■ What to work on:
Could the data below be copied exactly, minus the pictures?

■ Entries shown:
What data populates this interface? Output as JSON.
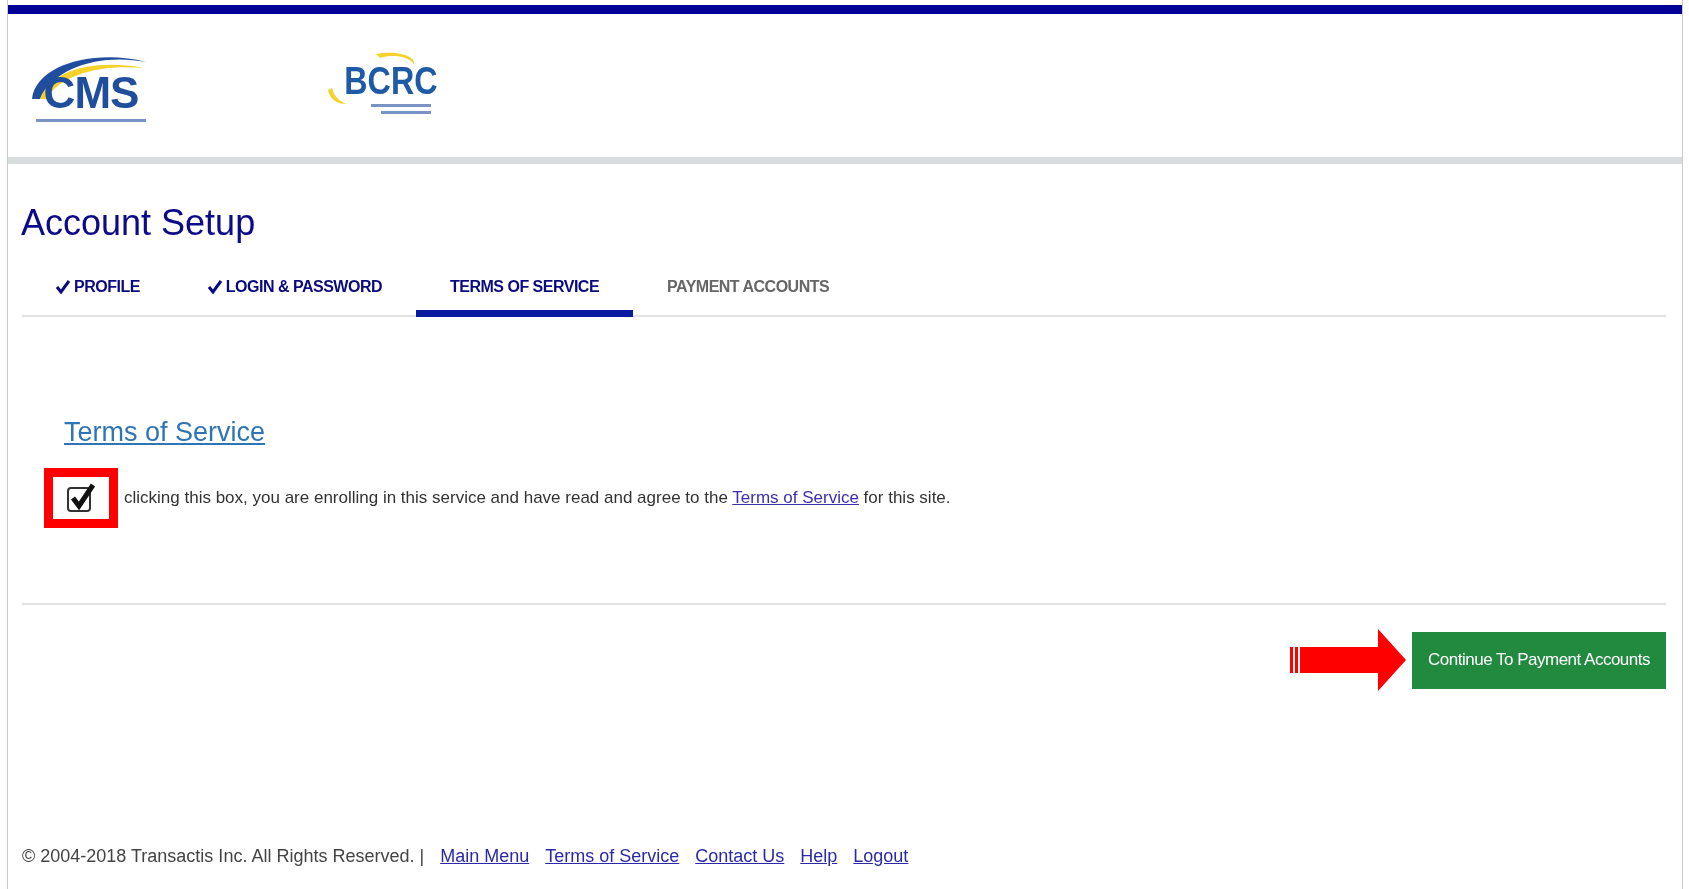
{
  "header": {
    "logos": [
      {
        "kind": "cms",
        "text": "CMS"
      },
      {
        "kind": "bcrc",
        "text": "BCRC"
      }
    ]
  },
  "title": "Account Setup",
  "tabs": [
    {
      "label": "PROFILE",
      "done": true,
      "selected": false
    },
    {
      "label": "LOGIN & PASSWORD",
      "done": true,
      "selected": false
    },
    {
      "label": "TERMS OF SERVICE",
      "done": false,
      "selected": true
    },
    {
      "label": "PAYMENT ACCOUNTS",
      "done": false,
      "selected": false
    }
  ],
  "terms": {
    "heading": "Terms of Service",
    "checked": true,
    "highlighted": true,
    "prefix": "clicking this box, you are enrolling in this service and have read and agree to the",
    "link": "Terms of Service",
    "suffix": "for this site."
  },
  "continue_button": "Continue To Payment Accounts",
  "footer": {
    "copyright": "© 2004-2018 Transactis Inc. All Rights Reserved. |",
    "links": [
      "Main Menu",
      "Terms of Service",
      "Contact Us",
      "Help",
      "Logout"
    ]
  }
}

■ Reply:
What data populates this interface? Output as JSON.
{
  "header": {
    "logos": [
      {
        "kind": "cms",
        "text": "CMS"
      },
      {
        "kind": "bcrc",
        "text": "BCRC"
      }
    ]
  },
  "title": "Account Setup",
  "tabs": [
    {
      "label": "PROFILE",
      "done": true,
      "selected": false
    },
    {
      "label": "LOGIN & PASSWORD",
      "done": true,
      "selected": false
    },
    {
      "label": "TERMS OF SERVICE",
      "done": false,
      "selected": true
    },
    {
      "label": "PAYMENT ACCOUNTS",
      "done": false,
      "selected": false
    }
  ],
  "terms": {
    "heading": "Terms of Service",
    "checked": true,
    "highlighted": true,
    "prefix": "clicking this box, you are enrolling in this service and have read and agree to the",
    "link": "Terms of Service",
    "suffix": "for this site."
  },
  "continue_button": "Continue To Payment Accounts",
  "footer": {
    "copyright": "© 2004-2018 Transactis Inc. All Rights Reserved. |",
    "links": [
      "Main Menu",
      "Terms of Service",
      "Contact Us",
      "Help",
      "Logout"
    ]
  }
}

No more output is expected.